Here’s the math: last winter Aspen charged $595 for a 5-day adult ticket, the type commonly purchased by vacationing visitors on a ski week. That is not likely to get any cheaper this season. On the other hand, with the Mountain Collective Pass, the first two days are free, the rest half price or $52 daily. So 5-days cost $156 plus the purchase price of the pass, or $551 total – $44 less than just the five day lift ticket alone. Every additional day skied at this or any other area covered is half off and money in the bank. The pass can pay for itself on a single visit, but make your stay longer than 5 days, or come back again, or visit any of the other areas covered, even for just a weekend, and suddenly the savings ramp up quickly. You save the most when skiing in shorter chunks, single days or weekends, for which lift tickets are dramatically more expensive than 5-7 day passes. The pass must be purchased before November 19 or the price will go up.
Often the most popular ski resort in Colorado - and for good reasons - Breckenridge is part of Vail Resorts' Epic Pass, one of the best deals in ski travel.
The Mountain Collective Pass is sold through its own website, and also on Liftopia, a relatively new site that also sells discounted tickets of various types for individual mountains all over, from New England to Canada, Utah to New Mexico, as well as South America, Alaska and the Alps. Deals are currently a bit limited since it is so far form ski season, but as examples they are offering single day tickets for most days in December at Utah’s famed Snowbird for about half price, or $47, and multiple day tickets to Stratton Mountain in Vermont on select December and January dates for 31% off. Liftopia is always worth checking before a ski trip, even if it is just for single day or weekend.
While these two efforts, The Mountain Collective Pass and Liftopia, utilize the internet, Vail Resorts’ Epic Pass packs its punch through consolidation and the sheer size of its parent, Vail Resorts, the largest ski operator in the nation.
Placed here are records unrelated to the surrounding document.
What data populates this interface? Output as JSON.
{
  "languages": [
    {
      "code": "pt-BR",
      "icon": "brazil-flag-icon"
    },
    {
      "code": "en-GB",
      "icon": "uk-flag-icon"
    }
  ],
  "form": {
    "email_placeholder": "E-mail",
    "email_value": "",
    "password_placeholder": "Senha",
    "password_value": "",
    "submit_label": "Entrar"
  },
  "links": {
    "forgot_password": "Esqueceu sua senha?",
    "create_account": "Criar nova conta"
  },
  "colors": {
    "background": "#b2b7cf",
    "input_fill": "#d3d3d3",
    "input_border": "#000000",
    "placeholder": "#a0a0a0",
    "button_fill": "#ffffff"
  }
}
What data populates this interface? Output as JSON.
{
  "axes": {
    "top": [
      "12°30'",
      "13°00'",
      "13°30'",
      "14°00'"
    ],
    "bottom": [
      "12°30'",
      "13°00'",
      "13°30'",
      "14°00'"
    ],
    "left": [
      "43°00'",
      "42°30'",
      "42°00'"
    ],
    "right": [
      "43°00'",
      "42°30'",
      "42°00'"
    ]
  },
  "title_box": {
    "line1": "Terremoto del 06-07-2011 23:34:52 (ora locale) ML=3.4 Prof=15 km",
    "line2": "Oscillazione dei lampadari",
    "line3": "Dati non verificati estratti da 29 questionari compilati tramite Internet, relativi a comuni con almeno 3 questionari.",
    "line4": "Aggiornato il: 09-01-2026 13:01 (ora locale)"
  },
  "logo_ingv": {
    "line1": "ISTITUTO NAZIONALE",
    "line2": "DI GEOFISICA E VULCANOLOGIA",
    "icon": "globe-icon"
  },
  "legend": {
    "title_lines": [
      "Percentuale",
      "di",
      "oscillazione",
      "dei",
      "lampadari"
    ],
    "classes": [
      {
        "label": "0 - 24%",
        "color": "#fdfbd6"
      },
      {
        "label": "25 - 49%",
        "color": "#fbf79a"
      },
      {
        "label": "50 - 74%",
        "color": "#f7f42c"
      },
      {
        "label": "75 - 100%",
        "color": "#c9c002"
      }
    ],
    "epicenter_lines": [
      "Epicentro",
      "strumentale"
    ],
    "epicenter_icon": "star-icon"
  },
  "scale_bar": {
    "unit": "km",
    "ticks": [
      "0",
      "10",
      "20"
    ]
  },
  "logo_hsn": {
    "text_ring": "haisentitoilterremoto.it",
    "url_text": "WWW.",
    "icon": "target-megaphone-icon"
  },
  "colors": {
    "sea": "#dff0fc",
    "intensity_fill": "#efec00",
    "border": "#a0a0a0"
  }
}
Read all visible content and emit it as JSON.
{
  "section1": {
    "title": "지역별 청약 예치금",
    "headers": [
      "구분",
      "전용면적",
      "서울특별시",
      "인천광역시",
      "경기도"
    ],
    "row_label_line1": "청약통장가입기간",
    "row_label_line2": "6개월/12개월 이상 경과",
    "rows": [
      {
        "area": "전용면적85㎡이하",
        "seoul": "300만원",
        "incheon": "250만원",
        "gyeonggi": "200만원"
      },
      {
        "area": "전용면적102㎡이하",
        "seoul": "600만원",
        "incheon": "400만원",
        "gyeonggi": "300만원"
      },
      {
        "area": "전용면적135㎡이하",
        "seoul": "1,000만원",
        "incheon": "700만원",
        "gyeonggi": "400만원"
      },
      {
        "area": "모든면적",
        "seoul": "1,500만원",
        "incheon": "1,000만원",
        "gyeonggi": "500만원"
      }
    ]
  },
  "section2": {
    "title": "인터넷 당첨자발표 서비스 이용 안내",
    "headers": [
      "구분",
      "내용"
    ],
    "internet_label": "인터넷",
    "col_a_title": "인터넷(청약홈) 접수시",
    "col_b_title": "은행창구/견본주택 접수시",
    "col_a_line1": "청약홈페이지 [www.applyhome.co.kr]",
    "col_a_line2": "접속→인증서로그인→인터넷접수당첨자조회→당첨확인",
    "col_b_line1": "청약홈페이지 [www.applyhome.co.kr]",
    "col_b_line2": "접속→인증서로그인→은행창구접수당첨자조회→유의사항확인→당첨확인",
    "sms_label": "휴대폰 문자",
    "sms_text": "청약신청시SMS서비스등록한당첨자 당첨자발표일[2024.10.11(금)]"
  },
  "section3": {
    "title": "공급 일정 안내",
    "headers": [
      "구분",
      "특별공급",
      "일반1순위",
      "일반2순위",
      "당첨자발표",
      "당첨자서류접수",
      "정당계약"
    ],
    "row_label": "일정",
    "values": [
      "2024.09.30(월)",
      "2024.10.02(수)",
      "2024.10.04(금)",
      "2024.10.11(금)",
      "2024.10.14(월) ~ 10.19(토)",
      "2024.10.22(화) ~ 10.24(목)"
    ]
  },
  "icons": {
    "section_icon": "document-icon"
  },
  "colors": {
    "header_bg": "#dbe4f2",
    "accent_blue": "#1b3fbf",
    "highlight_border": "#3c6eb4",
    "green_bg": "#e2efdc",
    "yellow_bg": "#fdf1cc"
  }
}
It’s holdings include Vail, CO, the nation’s largest single mountain ski resort, and Breckenridge, CO which along with Vail are the two most popular and visited U.S. ski resorts. The company also owns Beaver Creek and Keystone in Colorado, Heavenly, Northstar and Kirkwood in Lake Tahoe, and has an agreement for pass holder access at Arapahoe Basin, CO.
Like The Mountain Collective, the Epic Pass can pay for itself in a single trip, and is an utterly fantastic deal for locals, repast visitors or frequent ski travelers, given its diversity. There are several iterations aimed at locals, those who ski primarily in Summit County, CO (Breckenridge, Keystone, Arapahoe Basin) or mainly in Tahoe (Northstar, Heavenly, Kirkwood). But for most people around the country the chief product is the full Epic Pass, which has no blackout dates or restrictions and can be used at any of the eight mountains. Other benefits include six discounted “Ski With a Friend” tickets for companions, and automatic enrollment in Epic Mix, the hugely popular online and social media program of Vail Resorts that tracks all your skiing stats, including days, runs and vertical feet.
The full Epic Pass for unlimited skiing with unrestricted dates at eight major resorts costs just $659 for adults and $339 for children – roughly half the price of season pass at some single ski resorts. In contrast, a 7-day peak lift ticket (Christmas to New Year) for Vail and Beaver Creek, the company’s priciest mountains, costs $700. It simply makes no sense in this case not to buy the Epic Pass. In general, wherever and whenever you go, it will pay for itself in eight days of skiing or less.
Season passes are no longer just for locals – consider one of these money saving and more flexible options when planning even a single destination ski trip this winter.
Pray for snow!